David Simon envisioned The Wire as a counter-narrative that challenged mainstream perceptions on democracy, equality and opportunity in the United States. CHID 480c appropriates Simon’s film series to probe even deeper into discourses intersecting at the site of race, class, and social justice. We will read The Wire through readings from diverse academic perspectives to investigate the cleavages in narratives and perceptions about disparities in racial experiences and urban realities.
In the spirit of the CHID 250 series, the core focus (or “problem”) in our 480 course is the experience of low socioeconomic urban African-Americans and the systems they find themselves embedded in on The Wire. Our multi-disciplinary set of readings provides a framework for comparative analysis.
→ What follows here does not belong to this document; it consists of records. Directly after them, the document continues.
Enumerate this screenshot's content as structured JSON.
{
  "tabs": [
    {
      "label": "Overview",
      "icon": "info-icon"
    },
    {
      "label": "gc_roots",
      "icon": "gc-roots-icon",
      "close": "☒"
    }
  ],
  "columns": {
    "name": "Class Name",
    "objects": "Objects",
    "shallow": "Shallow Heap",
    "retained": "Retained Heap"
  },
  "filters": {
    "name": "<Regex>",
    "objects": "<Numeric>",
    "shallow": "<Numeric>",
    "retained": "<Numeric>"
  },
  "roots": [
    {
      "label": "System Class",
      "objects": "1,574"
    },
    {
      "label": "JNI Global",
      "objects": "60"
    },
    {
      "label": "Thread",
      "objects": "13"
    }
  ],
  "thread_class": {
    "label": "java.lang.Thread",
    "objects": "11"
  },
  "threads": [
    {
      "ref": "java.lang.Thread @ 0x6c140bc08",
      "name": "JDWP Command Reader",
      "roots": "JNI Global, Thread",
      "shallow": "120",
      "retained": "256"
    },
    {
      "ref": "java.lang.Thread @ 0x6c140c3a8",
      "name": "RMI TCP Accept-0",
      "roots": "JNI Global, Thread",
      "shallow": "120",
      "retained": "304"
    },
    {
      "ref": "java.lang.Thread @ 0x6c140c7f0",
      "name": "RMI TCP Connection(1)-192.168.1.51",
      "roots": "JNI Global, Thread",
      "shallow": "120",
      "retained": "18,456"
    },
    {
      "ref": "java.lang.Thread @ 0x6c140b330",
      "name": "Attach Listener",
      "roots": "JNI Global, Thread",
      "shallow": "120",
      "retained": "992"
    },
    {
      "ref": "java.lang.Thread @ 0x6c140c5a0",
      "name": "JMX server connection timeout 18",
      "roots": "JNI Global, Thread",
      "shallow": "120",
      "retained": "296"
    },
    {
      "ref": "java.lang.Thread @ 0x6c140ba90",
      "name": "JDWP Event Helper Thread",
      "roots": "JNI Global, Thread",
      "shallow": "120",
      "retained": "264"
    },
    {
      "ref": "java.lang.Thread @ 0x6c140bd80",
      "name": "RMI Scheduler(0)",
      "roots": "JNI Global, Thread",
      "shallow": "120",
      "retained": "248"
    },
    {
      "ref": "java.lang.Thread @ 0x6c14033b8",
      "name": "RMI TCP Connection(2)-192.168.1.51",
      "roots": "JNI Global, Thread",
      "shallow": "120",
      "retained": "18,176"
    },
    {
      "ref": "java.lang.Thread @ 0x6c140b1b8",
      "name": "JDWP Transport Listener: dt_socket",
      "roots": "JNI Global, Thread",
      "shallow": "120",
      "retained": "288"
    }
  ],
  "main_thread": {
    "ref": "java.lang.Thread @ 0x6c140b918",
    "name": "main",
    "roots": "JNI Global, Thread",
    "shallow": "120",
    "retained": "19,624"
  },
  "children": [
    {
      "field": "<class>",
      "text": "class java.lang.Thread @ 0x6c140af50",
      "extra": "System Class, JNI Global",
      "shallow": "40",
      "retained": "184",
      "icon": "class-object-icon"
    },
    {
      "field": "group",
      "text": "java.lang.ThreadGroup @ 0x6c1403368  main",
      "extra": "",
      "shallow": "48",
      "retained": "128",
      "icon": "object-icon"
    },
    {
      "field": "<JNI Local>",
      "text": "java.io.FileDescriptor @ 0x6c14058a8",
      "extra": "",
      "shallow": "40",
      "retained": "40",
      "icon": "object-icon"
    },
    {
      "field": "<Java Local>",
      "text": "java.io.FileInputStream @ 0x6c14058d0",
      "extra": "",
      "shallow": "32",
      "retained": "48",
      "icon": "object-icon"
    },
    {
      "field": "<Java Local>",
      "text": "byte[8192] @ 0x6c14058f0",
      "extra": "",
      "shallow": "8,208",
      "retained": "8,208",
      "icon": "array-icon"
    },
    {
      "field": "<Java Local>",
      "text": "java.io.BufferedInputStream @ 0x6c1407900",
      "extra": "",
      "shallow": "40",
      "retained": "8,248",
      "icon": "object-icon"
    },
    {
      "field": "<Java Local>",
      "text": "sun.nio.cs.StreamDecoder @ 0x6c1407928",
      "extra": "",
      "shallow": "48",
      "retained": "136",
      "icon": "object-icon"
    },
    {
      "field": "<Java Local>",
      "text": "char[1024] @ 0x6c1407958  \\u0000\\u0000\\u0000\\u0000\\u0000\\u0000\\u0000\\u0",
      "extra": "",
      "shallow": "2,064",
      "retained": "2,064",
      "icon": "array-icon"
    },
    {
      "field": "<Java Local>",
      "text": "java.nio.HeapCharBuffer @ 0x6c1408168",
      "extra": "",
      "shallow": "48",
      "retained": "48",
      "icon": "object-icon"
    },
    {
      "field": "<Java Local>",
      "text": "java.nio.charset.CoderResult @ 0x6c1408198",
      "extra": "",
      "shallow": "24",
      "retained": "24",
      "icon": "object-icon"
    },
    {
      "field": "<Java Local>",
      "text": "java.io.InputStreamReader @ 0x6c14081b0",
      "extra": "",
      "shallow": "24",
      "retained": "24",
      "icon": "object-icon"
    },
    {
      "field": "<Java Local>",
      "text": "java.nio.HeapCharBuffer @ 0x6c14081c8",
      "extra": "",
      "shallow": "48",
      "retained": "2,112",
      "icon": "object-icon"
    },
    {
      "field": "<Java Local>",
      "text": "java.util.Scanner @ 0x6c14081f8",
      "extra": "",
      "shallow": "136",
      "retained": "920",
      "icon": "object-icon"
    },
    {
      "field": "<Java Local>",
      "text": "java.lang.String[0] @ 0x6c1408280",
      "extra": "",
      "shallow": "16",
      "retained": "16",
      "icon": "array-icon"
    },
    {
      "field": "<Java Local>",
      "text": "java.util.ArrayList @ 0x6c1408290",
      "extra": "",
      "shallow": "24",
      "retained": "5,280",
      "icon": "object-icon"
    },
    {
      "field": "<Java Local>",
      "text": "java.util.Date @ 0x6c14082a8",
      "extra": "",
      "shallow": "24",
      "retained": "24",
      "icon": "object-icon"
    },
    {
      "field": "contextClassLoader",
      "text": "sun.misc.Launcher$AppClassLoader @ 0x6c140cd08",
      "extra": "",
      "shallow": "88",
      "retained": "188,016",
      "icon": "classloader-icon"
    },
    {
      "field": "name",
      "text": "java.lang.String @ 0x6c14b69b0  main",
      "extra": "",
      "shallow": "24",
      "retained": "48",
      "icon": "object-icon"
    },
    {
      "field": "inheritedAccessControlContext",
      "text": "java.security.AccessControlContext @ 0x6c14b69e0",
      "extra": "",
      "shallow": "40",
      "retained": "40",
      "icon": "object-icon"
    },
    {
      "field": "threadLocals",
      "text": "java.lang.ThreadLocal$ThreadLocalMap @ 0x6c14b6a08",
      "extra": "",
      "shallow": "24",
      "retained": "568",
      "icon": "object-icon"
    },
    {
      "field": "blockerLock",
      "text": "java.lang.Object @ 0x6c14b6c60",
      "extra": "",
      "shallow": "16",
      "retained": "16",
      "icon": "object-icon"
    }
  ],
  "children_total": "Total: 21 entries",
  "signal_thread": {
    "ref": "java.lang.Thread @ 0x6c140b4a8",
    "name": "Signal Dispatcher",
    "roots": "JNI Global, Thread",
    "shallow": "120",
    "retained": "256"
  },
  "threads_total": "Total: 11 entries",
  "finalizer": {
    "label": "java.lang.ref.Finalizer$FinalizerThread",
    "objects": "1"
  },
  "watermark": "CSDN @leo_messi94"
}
By the end of the term, students in CHID 480c will possess the ability to draw academic discourses to analyze and describe the issues of race, gender, identity, criminality, education, poverty, sexuality, and sexual abuse.
Student learning goals
- Students will engage diverse academic discourses interested in race, crime, education, poverty, gender, and sexuality.
- Students will compare and contrast diverse disciplinary approaches to issues concerning the black urban experience.
- Students will appropriate vocabularies from diverse academic discourses to describe, analyze, and articulate issues related to (black) urban inequality as represented in The Wire
- Students will use theoretical texts to illuminate key themes and narratives in the television series.
- Students will conduct discourse analysis to generate new theories (of their own) about the urban black male experience.
- Students will summarize key concepts, terms, and arguments in our readings in weekly reflections (2 pages) and one book review modeled on an academic style.
General method of instruction
The class will involve watching The Wire and using academic texts to illuminate (in theoretical terms) important themes in the series. Our meetings will involve faculty and student group led discussions based on the Harkness method. Edward Harkness described the method in the following manner: “What I have in mind is [a classroom] where [students] could sit around a table with a teacher who would talk with them and instruct them by a sort of tutorial or conference method, where [each student] would feel encouraged to speak up."
Students should be prepared to develop facility with reading academic texts. Students should be prepared to develop ability to summarize complicated ideas. Students should be prepared to develop possess the basic foundations of academic writing involving quoting and citing academic texts.
Class assignments and grading
The main requirements in the course involve facilitating student group led discussions in the course in which students summarize the reading and provide questions for discussion.
Students will write a substantive weekly reflection on the reading, film, and discussions from the week.
Grades are based on the following components of the course: participation in (text based) discussions weekly reflections Student group led class discussions